June 13, 2008
I always seem to get bogged down (or bogged up? ) with peripheral activities , and therefore don't always respond very quickly to e-mail inquiries or tips. But you already knew that. Little by little, diagram and Web page enhancements are getting done...
Anyway, Brian Hughes let me know that the overall shape of Citi Field conforms to the surrounding street grid, and about how the new ballpark is expected to encourage economic development in the Willets Point area, which to my surprise is full of run-down warehouses. Also, the Mets made sure that Citi Field's fences can be adjusted with relative ease in case there are too many or too few home runs. He notes the contrast to Citizens Bank Park, where the Phillies had to spend millions of dollars just to add ten or so feet in left field.
Josh Geiswite told me something I should have realized a long time ago: When they renovated Yankee Stadium in 1976, they raised the level of the upper-deck concourse by 10-15 feet, in keeping with the increased number of rows in the upper deck. Revisions pending...
Bruce Orser learned that there is a renewed controversy over public funding for the new Yankee Stadium, most of which is being paid for by the Yankees franchise. See Chicago Tribune.
Mario Vara heard that the planned January Winter Classic outdoor hockey game in Yankee Stadium fell through, so the NHL hopes to have that game (between the Chicago Blackhawks against the Detroit Red Wings) played at Wrigley Field.
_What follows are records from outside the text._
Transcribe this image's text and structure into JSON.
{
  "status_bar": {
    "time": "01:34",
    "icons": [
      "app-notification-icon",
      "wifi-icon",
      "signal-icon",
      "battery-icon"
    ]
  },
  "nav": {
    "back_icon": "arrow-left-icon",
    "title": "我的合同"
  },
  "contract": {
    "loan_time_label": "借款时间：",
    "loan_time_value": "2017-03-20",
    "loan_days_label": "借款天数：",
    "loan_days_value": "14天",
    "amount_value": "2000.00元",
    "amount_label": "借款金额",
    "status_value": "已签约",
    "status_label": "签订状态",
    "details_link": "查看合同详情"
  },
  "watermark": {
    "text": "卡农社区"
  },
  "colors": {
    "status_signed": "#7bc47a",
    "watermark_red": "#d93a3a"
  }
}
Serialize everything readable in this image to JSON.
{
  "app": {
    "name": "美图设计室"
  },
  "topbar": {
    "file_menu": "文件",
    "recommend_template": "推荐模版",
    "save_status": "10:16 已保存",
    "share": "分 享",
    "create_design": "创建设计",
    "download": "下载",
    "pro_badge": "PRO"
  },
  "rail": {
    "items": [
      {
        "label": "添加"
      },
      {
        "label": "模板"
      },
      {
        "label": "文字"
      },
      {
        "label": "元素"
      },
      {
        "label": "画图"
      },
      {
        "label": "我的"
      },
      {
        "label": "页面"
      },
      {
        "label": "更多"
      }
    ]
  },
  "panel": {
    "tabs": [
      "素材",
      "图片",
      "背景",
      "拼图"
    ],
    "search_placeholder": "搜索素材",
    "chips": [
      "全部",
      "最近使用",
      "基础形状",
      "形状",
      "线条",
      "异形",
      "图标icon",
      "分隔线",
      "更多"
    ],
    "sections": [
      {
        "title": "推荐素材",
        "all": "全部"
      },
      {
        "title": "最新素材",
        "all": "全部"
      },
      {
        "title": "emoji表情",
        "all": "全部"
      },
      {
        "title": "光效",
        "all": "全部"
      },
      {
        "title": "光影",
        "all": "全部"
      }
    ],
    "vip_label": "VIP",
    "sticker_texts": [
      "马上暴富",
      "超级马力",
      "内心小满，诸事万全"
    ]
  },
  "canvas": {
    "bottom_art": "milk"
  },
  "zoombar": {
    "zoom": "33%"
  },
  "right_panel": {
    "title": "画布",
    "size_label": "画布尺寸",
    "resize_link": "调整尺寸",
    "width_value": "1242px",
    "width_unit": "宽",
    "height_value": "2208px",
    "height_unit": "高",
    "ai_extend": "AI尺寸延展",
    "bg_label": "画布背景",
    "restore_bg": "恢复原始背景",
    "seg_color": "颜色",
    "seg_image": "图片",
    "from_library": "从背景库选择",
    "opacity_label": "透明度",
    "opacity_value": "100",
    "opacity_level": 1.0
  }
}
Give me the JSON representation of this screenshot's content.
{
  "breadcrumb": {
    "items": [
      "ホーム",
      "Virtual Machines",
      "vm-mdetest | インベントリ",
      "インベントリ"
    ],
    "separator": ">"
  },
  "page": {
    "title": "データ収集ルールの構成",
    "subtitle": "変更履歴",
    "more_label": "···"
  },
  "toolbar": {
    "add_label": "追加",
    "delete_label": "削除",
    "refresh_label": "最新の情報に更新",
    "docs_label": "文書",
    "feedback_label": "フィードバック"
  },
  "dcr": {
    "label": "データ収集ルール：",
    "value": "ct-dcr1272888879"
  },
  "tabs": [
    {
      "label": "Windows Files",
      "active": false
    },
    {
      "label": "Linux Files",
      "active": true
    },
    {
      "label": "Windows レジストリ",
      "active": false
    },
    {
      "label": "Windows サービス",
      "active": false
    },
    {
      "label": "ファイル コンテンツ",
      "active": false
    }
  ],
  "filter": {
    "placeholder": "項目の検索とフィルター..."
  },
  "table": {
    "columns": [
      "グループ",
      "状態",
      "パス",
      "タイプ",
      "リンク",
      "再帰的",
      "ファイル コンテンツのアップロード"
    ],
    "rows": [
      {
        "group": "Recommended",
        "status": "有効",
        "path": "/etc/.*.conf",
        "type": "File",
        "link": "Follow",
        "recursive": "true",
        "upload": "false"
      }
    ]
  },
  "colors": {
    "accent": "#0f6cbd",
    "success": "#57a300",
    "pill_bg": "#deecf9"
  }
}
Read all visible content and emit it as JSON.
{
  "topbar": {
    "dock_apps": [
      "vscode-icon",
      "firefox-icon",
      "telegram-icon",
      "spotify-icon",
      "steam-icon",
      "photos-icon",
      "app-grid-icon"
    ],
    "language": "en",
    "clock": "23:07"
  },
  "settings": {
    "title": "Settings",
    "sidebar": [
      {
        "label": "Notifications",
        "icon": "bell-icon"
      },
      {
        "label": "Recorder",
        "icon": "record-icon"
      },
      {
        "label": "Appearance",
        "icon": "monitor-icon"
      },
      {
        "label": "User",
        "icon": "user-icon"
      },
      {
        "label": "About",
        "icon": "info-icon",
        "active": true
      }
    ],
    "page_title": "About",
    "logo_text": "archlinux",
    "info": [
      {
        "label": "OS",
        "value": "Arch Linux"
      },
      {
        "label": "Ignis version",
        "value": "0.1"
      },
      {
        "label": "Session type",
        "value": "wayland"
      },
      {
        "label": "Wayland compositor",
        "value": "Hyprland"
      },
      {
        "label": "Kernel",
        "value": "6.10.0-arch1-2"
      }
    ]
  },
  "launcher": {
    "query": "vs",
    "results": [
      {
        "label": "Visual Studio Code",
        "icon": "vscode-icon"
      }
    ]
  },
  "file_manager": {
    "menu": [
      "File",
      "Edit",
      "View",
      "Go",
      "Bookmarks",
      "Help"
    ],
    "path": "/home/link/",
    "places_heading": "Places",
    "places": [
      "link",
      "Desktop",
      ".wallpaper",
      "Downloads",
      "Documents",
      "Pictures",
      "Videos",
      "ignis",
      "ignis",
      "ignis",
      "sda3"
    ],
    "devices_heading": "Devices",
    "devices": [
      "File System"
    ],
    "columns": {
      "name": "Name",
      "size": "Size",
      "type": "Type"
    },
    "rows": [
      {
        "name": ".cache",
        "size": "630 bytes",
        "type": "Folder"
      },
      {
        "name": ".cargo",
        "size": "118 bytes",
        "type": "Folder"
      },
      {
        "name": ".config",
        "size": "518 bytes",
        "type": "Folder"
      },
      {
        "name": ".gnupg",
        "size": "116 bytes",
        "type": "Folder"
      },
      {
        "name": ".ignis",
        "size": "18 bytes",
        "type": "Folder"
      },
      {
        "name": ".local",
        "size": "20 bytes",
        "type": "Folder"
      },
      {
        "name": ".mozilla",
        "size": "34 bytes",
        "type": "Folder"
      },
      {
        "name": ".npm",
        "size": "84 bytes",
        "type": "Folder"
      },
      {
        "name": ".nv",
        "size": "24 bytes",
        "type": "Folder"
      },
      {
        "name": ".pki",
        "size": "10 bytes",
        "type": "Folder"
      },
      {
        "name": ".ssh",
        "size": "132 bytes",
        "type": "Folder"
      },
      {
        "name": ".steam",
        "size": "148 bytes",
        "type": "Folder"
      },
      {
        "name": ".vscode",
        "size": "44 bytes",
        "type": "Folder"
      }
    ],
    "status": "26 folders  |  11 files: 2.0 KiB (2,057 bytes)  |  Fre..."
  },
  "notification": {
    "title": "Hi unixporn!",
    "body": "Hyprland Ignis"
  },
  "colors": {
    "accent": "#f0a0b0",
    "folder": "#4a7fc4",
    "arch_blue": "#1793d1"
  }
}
Well, it will almost certainly be cold enough there for the ice!
Finally, Joe King asks a question that should be obvious, and I'm sure someone else must have thought about it:
Why is it that centerfield fences are always further from the plate than are the fences down the left- and right-field lines? The only field that comes close to an exception was Griffith Stadium (438' to center, 405' to left).
It would seem to me that a batter could pull the ball farther than he could hit it to center, since the bat would have accelerated through a longer arc before striking the ball.
On the other hand, the batter cannot take advantage of 100% of the momentum of the incoming pitch unless he hits it to center. My trigonometric calculations show that a ball hit down the line takes advantage of only about 70% of the pitch's incoming momentum. So maybe he CAN hit it farther to center.
I figure that when the ball leaves the bat at an angular trajectory, as in a pull hit, there is a loss of momentum. It probably depends on the speed of the pitch as well, that is, a pull hit ball would go farther than a ball hit to center field, other things being equal, if the pitch was slow enough. This issue is not answered directly in Robert Adair's Physics of Baseball. Is there anybody out there who knows for sure?
As in, they are not on a roll. Every time something encouraging happens, like the ninth inning home run by Lastings Milledge on Tuesday at PNC Park that turned a 6-5 defeat into a 7-6 win against the Pirates, they go back to losing again. Tonight they begin an interleague series against the Mariners (another last-place team) in Seattle.